To simulate brittle rocks, a mixture of sand, plaster of paris, and water was used as a model material. Thin galvanized sheets were used to create joints in blocks made out of the model material. To investigate the failure modes and strength, 30 × 12.5 × 8.6 cm jointed model material blocks having different joint geometry configurations were subjected to uniaxial compressive loading. Results indicated three failure modes: (1) tensile failure through intact material; (2) combined shear and tensile failure or only shear failure on joints; and (3) mixed failure of the above two modes depending on the joint geometry. The fracture tensor component in a certain direction quantifies the directional effect of the joint geometry, including number of fracture sets, fracture density, and probability distributions for size and orientation of these fracture sets. Results obtained from the experiments were used to develop a strongly nonlinear relation between the fracture tensor component and the jointed block strength.
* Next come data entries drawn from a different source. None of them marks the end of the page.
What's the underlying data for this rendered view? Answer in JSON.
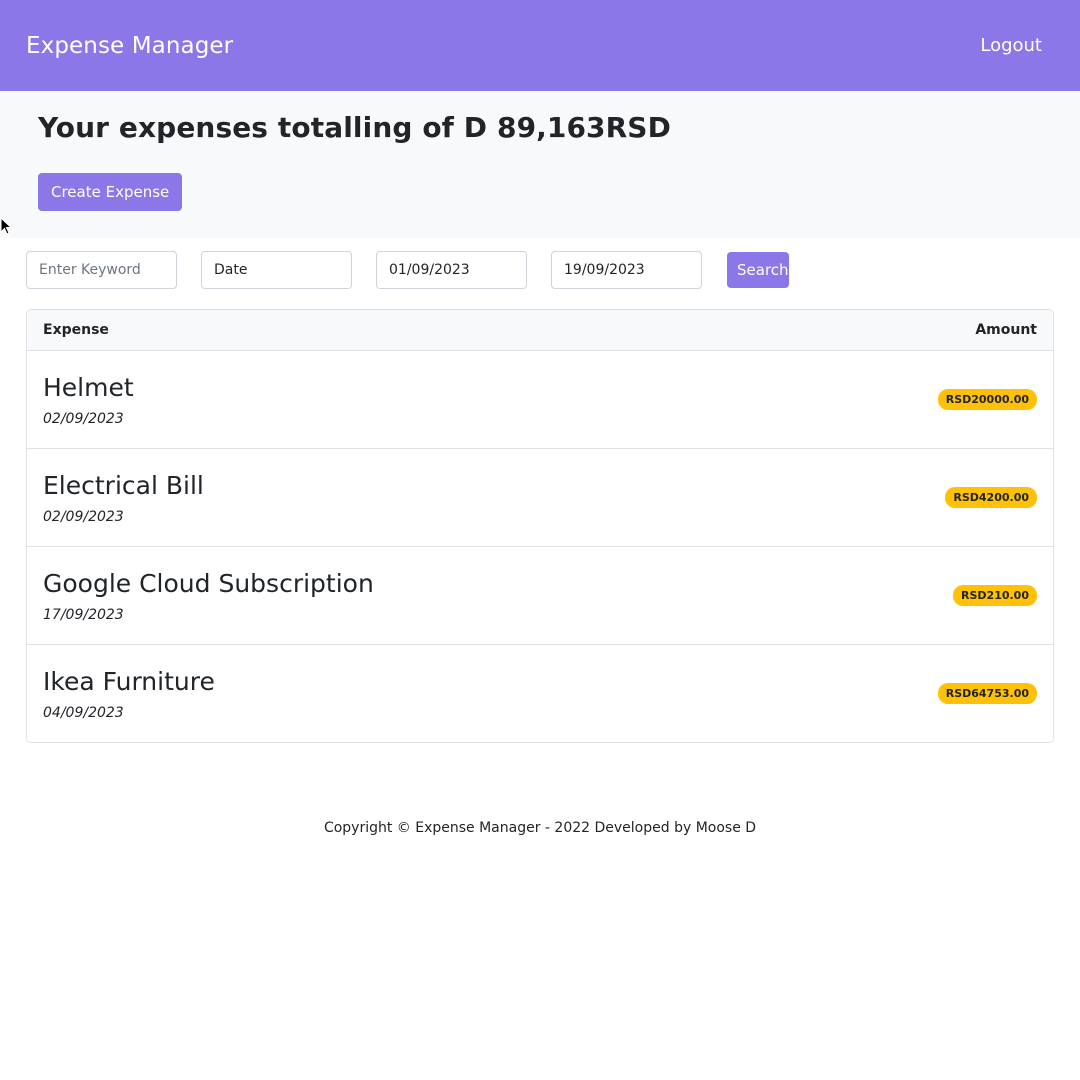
{
  "theme": {
    "accent": "#8c77e8",
    "badge": "#ffc107"
  },
  "nav": {
    "brand": "Expense Manager",
    "logout": "Logout"
  },
  "hero": {
    "title": "Your expenses totalling of D 89,163RSD",
    "create_button": "Create Expense"
  },
  "filters": {
    "keyword_placeholder": "Enter Keyword",
    "sort_value": "Date",
    "start_date": "01/09/2023",
    "end_date": "19/09/2023",
    "search_label": "Search"
  },
  "table": {
    "headers": {
      "expense": "Expense",
      "amount": "Amount"
    },
    "rows": [
      {
        "name": "Helmet",
        "date": "02/09/2023",
        "amount": "RSD20000.00"
      },
      {
        "name": "Electrical Bill",
        "date": "02/09/2023",
        "amount": "RSD4200.00"
      },
      {
        "name": "Google Cloud Subscription",
        "date": "17/09/2023",
        "amount": "RSD210.00"
      },
      {
        "name": "Ikea Furniture",
        "date": "04/09/2023",
        "amount": "RSD64753.00"
      }
    ]
  },
  "footer": {
    "text": "Copyright © Expense Manager - 2022 Developed by Moose D"
  }
}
The laboratory experiments conducted on jointed model material blocks were simulated numerically using the Universal Distinct Element Code (UDEC). With careful selection of suitable material constitutive models for intact model material and model joints, and accurate estimation and calibration of mechanical parameters of the constitutive models through a combination of laboratory testing and numerical simulations of the intact model material and model joints separately, it was possible to obtain a good agreement between the laboratory experimental and distinct element numerical results.
|Original language||English (US)|
|Number of pages||8|
|Journal||Journal of Engineering Mechanics|
|State||Published - Dec 1 2001|
ASJC Scopus subject areas
- Mechanics of Materials
- Mechanical Engineering